Judicious Partnership: The Intersection of BBA and SJC Initiatives

Just under a month ago, new Chief Justice of the Supreme Judicial Court (SJC), Ralph Gants, gave his first annual State of the Judiciary address.  He declared four points of emphasis, all of which have ties to the BBA.  We are already seeing movement in these areas, behind the energetic and committed leadership of Chief Justice Gants.  The following is a rundown of his four stated priorities and the BBA’s involvement with each.

  • Sentencing reform. The Chief called for individualized, evidence-based sentencing and a reconsideration of mandatory minimum sentences.  A long-time proponent of sentencing reform, the BBA has opposed mandatory minimum sentences, and worked to establish fairer graduated sentencing, with heightened judicial discretion, for decades.  We are interested in working with the judiciary to re-examine the current sentencing structure.
  • Civil justice system reform. We are currently working with the courts to reform the civil justice system.  Chief Justice Gants pledged that each Trial Court department that handles civil litigation would convene a working group to develop cost-effective options that parties could agree upon for proceeding with their cases.  Over the last few weeks, the BBA has been asked for nominees to serve on the working groups for various court departments,.  While each request is slightly different, they ask the BBA to name a few members with expertise in the court department at hand to help with the goal of streamlining civil litigation.  Each working group will devise a “menu” of options for litigants, starting with, in the Chief Justice’s words, “the usual three course meal of full discovery, a jury trial. . . and full rights of appeal.”  However, the working groups are tasked with finding other, less expensive and less time-consuming dishes for litigants desiring them.  Examples from Chief Justice Gants’ speech include limited discovery, bench trials, and possible limitations on the right or scope of appeal.
  • Access to justice. We have been at the forefront of  work on access to justice with the BBA Statewide Task Force to Expand Civil Legal Aid in Massachusetts (task force).  In his speech, the Chief Justice referenced the work of the BBA task force directly, saying, “The Report demonstrates that investing in civil legal aid is not only an investment in equal justice, but also a sound fiscal investment, generating savings in public expenditures greater than its costs.”  He urged the Legislature to consider the task force’s request for an additional $30 million in funding for civil legal aid over the next three years.  The  Boston Globe editorial team endorsed the funding request shortly thereafter.  The Globe also published a letter to the editor earlier this week, authored by Jeff Baliban of Alvarez & Marsal, one of the independent economic analysts who focused on domestic violence issues in the task force report.
  • Jury voir dire.
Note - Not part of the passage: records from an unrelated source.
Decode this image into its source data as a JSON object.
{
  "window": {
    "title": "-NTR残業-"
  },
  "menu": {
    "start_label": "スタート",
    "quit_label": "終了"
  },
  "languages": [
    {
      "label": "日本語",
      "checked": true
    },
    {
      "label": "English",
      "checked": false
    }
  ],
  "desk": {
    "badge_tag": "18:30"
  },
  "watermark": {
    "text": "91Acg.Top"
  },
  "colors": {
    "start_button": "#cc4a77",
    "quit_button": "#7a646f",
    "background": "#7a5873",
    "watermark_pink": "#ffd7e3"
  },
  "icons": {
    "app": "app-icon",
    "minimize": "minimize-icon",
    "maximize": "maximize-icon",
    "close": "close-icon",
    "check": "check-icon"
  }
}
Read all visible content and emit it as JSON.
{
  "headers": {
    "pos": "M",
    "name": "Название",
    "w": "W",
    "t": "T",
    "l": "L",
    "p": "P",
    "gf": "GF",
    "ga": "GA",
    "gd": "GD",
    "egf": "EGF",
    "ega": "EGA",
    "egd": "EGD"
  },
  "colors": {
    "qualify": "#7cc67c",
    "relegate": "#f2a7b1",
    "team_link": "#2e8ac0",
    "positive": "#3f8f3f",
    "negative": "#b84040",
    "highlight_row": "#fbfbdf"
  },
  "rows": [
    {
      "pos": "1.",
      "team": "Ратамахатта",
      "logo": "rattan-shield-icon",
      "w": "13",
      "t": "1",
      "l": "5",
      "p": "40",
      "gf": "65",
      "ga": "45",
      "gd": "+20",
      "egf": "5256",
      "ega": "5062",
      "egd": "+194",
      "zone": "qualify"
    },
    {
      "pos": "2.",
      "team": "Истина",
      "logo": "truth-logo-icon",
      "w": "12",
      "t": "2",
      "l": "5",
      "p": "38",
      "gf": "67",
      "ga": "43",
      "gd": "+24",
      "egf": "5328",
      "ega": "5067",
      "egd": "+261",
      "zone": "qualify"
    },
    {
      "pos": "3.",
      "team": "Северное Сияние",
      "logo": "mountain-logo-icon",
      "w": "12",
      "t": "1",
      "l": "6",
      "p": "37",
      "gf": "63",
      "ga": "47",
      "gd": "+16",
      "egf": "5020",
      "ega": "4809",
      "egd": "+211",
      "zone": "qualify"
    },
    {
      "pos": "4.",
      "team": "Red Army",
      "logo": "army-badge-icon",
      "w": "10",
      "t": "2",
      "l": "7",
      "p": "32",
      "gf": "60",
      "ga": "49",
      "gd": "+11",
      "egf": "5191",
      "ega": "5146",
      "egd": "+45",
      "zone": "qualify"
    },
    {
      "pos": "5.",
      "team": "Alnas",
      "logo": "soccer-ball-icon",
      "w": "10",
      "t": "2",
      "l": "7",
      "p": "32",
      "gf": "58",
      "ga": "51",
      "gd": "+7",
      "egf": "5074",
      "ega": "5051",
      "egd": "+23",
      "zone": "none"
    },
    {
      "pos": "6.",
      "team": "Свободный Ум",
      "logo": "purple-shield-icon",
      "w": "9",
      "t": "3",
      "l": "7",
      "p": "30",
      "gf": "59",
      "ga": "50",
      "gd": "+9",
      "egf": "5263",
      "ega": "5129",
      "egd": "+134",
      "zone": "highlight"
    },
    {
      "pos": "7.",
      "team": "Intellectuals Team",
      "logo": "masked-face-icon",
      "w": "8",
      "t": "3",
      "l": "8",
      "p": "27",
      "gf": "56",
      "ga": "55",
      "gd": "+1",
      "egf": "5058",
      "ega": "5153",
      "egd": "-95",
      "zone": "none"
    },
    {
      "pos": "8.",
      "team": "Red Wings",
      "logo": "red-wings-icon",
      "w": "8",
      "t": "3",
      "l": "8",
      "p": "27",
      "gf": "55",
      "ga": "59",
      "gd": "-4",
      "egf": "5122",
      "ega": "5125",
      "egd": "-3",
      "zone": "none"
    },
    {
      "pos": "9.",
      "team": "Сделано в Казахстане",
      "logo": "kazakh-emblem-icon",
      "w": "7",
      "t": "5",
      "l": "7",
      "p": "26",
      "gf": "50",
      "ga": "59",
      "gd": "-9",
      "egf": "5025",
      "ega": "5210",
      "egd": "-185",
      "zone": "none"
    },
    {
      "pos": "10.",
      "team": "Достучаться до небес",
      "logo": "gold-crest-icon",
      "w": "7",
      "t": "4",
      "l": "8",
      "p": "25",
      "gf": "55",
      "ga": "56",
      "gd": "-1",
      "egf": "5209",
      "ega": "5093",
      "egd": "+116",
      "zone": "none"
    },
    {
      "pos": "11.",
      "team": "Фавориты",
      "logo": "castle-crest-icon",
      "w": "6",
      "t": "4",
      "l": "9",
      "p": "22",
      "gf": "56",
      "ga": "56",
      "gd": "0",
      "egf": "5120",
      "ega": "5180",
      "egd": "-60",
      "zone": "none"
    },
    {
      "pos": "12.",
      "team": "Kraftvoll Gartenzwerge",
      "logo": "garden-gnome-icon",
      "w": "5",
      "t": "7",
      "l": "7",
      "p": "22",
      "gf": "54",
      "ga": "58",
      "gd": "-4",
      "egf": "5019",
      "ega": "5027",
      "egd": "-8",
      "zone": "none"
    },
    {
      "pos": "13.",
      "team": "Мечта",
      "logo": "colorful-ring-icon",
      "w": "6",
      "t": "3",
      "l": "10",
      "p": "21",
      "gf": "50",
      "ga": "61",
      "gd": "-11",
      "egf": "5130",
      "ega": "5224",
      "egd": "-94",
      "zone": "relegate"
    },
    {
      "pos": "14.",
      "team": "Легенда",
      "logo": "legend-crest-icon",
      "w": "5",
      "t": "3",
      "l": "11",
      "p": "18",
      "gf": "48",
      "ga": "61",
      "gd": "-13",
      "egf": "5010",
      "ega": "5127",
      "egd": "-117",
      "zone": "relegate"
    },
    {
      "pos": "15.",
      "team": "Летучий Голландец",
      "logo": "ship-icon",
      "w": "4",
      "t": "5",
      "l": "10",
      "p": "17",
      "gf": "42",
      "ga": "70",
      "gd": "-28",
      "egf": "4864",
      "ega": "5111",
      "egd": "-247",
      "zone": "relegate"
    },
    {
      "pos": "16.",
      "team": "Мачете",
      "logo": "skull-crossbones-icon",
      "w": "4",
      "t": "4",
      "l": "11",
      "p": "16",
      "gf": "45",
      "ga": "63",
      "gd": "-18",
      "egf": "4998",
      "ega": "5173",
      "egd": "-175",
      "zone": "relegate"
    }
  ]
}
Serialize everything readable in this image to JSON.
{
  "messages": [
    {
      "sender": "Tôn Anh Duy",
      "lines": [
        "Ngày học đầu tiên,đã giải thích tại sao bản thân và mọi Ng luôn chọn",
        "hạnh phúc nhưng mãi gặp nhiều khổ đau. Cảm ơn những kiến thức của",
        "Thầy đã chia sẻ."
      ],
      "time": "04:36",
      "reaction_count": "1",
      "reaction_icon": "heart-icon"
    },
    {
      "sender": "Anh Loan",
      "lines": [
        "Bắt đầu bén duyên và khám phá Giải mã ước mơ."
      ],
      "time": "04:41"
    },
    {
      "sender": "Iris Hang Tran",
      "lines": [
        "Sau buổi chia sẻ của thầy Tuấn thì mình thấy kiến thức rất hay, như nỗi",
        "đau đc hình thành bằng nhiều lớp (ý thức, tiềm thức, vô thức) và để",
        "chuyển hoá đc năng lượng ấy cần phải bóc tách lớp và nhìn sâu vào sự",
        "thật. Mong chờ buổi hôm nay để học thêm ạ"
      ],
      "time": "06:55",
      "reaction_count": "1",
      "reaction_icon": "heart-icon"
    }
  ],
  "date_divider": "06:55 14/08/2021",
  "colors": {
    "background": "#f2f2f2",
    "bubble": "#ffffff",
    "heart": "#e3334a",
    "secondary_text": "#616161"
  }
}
We have also been involved with jury voir dire issues. BBA Council member Mark Smith of Laredo & Smith, currently serves as BBA liaison to the SJC working group on voir dire.  The working group is critical for the Chief Justice’s commitment to establish protocols implementing the new law on attorney voir dire by February 2015.  The group anticipates the release of a draft proposal around the end of this year. The superior court will work to develop pilot programs soon after.  We look forward to seeing what they come up with and to working with the courts on making the new law a success.

In short, we are pleased that progress is already being made in these four important areas highlighted by Chief Justice Gants.  The BBA takes is proud to be a thought leader in the law and a long-time supporter of the judiciary.  We look forward to helping see these efforts through to fruition, as part of our long-standing commitment to advancing justice in our community.

– Jonathan Schreiber
Legislative and Public Policy Manager
Boston Bar Association